“After several unanswered attacks against US interests I welcome the administration’s decision to authorize airstrikes against Iranian-backed militias operating in eastern Syria,” he said in a statement.
Biden, as commander-in-chief, has the authority to conduct military operations in part based on an “Authorization for Use of Military Force” joint resolution from 2001 and another from 2002. The 2001 authorization provided a legal justification for using force against the groups responsible for the September 11 attacks. The authorization in 2002 enabled military action against Iraq, which was then led by former President Saddam Hussein. Biden voted for the Iraq War in 2002 while he was a senator.
The authorizations can be removed by Congress passing a law and the president signing it.
Some House Democrats think the Biden administration is now committed to repealing these authorizations. Rep. Gregory Meeks of New York, who heads the House Foreign Affairs Committee, released a statement on Friday alongside four other Democrats in the House. They praised Biden for his support for repealing old authorizations for the use of military force.
“The 2001 and 2002 AUMFs were both passed nearly 20 years ago and bear little resemblance to the threats we face today,” said the lawmakers in the statement, using an acronym to refer to the authorizations.
The congressmen said the 2001 authorization has become too expansive.
“The 2001 AUMF has been used to justify military operations in at least seven different countries against a continuously expanding list of both old and new adversaries,” they said, including in Pakistan, Yemen and other countries, according to a Congressional Research Service report.
The members added that the Iraq authorization is no longer relevant since the United States defeated Saddam Hussein’s forces years ago.
“The 2002 AUMF, intended for use against Iraq, is obsolete. Yet if this outdated and unnecessary authorization remains on the books, it can potentially be used for military action Congress never intended to authorize,” they said.
Meeks and his colleagues are optimistic the Biden administration will work with them and the Senate to repeal the authorizations.
“We welcome the president’s renewed commitment to ending endless wars and taking outdated authorizations off the books,” they said.
Support for repealing the military force authorizations extends beyond Democrats in the House. Benjamin H. Friedman is policy director at Defense Priorities, a think tank that advocates for a “more prudent, restrained foreign policy.” He said Congress ending the authorizations would actually help end US military involvement in the Middle East.
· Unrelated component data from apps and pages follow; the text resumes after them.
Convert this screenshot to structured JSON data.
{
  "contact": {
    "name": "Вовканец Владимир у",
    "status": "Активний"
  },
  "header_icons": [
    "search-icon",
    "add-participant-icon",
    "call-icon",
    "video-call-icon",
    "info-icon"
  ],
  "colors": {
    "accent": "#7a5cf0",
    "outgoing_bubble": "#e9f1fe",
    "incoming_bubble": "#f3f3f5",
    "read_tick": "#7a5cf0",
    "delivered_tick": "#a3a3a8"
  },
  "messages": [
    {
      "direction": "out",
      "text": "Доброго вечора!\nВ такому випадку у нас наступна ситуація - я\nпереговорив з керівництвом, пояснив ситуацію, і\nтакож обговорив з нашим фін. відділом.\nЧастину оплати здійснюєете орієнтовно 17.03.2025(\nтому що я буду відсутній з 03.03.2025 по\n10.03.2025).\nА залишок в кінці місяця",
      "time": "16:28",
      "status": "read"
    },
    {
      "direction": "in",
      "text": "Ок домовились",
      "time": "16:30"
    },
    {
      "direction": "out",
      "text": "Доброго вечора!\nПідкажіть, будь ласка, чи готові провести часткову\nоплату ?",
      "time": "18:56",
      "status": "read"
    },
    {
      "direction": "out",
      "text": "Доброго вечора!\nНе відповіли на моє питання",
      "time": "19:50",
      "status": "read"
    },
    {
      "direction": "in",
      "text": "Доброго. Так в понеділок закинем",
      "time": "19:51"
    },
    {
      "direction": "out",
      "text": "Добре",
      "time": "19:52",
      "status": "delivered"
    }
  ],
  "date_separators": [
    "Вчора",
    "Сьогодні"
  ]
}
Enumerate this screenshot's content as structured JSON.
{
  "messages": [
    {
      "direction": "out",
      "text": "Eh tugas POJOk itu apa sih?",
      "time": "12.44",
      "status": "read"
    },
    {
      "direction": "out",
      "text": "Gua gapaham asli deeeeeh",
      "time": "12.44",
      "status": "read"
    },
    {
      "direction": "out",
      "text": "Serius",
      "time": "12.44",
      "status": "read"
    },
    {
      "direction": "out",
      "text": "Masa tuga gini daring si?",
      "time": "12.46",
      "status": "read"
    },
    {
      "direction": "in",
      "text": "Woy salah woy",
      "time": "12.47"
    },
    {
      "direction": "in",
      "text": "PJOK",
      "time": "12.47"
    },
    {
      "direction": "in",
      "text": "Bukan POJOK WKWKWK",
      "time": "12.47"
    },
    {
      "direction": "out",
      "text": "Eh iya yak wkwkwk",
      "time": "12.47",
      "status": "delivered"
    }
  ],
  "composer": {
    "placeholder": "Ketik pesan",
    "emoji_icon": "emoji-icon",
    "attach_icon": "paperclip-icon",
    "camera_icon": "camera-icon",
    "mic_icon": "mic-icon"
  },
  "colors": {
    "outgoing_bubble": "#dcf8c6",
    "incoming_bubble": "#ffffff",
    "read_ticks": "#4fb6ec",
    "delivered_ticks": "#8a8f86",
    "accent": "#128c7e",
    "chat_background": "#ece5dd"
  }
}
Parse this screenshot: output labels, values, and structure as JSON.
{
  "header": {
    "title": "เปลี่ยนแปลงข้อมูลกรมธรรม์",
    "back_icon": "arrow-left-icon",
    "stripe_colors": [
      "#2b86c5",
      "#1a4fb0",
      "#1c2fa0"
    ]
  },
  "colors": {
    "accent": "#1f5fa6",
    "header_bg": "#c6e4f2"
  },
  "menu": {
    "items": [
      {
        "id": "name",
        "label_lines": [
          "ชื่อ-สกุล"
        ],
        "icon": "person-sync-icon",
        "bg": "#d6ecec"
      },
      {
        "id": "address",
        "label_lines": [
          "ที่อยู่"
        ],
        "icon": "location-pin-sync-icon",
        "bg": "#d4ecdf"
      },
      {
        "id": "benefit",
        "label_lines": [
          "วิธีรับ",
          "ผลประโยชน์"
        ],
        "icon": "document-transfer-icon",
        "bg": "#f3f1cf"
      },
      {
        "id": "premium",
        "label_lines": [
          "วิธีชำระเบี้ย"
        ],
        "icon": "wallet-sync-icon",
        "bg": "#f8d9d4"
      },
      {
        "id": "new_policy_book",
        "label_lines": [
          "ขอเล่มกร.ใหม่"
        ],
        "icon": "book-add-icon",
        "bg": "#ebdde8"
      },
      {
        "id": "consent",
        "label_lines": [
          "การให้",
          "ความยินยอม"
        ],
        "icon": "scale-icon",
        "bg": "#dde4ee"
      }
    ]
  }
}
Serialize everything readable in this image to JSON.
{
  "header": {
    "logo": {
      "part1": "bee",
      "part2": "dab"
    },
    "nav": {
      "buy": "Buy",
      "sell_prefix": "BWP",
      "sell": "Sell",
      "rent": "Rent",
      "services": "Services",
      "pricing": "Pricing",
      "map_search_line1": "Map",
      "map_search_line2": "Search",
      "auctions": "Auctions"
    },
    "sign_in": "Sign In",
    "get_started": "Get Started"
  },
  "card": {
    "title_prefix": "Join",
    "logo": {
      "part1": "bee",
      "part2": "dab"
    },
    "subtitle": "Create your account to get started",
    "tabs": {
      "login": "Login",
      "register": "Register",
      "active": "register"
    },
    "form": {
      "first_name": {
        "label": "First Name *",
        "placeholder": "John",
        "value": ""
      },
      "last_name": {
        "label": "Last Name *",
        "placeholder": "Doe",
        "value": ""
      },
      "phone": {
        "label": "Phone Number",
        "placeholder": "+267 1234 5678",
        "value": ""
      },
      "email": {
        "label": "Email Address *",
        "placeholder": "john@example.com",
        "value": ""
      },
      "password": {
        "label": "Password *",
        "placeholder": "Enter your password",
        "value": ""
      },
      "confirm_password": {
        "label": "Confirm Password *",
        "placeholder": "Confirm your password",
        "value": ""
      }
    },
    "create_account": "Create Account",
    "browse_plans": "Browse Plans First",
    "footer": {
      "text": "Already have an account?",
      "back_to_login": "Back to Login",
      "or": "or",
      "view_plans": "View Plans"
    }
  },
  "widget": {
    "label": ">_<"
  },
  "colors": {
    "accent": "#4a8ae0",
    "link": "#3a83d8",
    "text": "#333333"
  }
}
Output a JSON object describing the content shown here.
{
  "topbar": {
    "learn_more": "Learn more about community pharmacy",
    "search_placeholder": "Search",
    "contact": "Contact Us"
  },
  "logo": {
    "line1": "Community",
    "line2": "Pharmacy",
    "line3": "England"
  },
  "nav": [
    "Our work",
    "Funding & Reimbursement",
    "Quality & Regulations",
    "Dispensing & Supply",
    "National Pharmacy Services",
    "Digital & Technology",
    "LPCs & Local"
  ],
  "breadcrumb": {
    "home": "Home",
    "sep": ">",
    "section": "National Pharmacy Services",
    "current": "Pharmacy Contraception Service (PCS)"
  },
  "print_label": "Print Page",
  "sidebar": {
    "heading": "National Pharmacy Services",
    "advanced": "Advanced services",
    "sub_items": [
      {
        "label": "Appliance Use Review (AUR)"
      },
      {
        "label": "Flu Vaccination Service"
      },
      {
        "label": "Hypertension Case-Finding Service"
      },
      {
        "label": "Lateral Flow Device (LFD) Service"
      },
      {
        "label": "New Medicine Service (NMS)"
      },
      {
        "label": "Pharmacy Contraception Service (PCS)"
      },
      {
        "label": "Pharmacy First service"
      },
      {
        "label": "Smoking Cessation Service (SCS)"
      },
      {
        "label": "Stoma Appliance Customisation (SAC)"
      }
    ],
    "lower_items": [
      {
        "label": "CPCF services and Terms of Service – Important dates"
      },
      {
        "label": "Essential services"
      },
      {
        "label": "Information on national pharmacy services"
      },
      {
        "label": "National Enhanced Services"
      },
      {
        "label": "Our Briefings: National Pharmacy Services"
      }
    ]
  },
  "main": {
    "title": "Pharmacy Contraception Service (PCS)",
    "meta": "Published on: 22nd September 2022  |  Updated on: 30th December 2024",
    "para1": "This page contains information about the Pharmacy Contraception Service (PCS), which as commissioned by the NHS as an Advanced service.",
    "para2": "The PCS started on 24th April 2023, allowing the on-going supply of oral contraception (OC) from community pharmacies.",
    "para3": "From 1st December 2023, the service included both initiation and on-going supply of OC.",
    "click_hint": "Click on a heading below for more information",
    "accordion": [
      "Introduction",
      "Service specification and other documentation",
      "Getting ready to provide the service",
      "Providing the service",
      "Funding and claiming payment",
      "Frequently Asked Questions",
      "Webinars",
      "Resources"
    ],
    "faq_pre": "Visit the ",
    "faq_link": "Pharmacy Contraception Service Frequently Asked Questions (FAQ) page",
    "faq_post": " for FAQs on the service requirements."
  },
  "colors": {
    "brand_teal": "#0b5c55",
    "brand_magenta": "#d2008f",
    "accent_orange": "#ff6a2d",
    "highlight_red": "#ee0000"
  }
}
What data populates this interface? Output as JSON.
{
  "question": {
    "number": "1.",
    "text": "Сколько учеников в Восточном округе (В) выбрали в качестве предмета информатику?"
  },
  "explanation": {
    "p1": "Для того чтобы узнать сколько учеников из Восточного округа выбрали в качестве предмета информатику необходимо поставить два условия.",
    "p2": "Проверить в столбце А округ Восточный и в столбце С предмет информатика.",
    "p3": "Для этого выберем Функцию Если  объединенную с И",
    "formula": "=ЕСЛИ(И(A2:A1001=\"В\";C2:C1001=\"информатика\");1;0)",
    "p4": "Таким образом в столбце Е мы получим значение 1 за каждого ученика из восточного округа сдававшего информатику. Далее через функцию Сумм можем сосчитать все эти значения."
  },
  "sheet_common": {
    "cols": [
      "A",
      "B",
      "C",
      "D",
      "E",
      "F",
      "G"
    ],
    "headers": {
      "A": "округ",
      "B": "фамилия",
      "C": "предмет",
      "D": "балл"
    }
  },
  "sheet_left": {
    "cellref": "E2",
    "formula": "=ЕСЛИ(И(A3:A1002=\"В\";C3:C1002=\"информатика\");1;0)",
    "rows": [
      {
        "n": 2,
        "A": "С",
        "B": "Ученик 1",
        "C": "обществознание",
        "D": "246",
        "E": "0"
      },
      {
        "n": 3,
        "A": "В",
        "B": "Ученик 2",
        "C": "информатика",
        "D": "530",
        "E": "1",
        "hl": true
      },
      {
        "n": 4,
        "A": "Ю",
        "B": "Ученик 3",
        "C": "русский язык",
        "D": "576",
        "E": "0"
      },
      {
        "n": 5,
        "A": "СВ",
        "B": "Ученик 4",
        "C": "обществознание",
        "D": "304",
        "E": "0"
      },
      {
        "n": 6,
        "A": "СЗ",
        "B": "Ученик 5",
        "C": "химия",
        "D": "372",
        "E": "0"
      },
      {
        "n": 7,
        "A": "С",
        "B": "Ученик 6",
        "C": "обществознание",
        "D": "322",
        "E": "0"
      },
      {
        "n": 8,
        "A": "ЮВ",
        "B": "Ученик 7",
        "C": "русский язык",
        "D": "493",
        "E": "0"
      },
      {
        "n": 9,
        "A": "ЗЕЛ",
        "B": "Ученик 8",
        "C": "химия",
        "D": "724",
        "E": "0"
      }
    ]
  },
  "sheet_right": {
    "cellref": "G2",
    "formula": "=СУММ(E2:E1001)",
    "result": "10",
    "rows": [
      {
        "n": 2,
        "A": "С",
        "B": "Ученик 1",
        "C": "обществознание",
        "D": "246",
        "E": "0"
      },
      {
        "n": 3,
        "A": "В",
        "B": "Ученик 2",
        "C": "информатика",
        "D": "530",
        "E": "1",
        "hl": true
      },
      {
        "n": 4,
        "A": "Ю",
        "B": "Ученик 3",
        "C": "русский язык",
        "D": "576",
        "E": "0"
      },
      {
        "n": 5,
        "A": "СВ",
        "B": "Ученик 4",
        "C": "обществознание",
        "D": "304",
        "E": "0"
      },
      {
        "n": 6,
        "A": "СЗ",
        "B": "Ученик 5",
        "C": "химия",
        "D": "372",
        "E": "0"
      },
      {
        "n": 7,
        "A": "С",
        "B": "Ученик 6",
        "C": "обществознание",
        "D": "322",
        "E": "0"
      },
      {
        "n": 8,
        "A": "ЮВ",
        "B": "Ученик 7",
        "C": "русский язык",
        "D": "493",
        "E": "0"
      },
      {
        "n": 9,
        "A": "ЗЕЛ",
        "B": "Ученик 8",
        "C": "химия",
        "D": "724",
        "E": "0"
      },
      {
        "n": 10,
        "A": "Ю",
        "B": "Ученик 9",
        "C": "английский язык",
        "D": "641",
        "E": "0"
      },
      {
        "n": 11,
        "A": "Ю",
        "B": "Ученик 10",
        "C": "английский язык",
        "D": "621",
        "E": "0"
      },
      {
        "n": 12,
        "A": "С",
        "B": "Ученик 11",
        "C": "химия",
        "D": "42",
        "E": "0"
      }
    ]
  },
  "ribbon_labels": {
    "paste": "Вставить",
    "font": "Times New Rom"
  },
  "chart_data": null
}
“Ending the AUMFs would help end US wars in the Middle East and Afghanistan because doing so would show congressional desire to control wars and reflect a changed political consensus,” Friedman told Al-Monitor. “While wars, unfortunately, can continue without clear congressional authority, as we see today in Syria, it is rare that they continue in clear opposition to a congressional refusal to grant authority.”
Friedman said the authorizations should be repealed and that Congress could pass another law based on a new security threat if necessary. "If there is a need for another one based on a new threat, Congress should grant new authority, he said.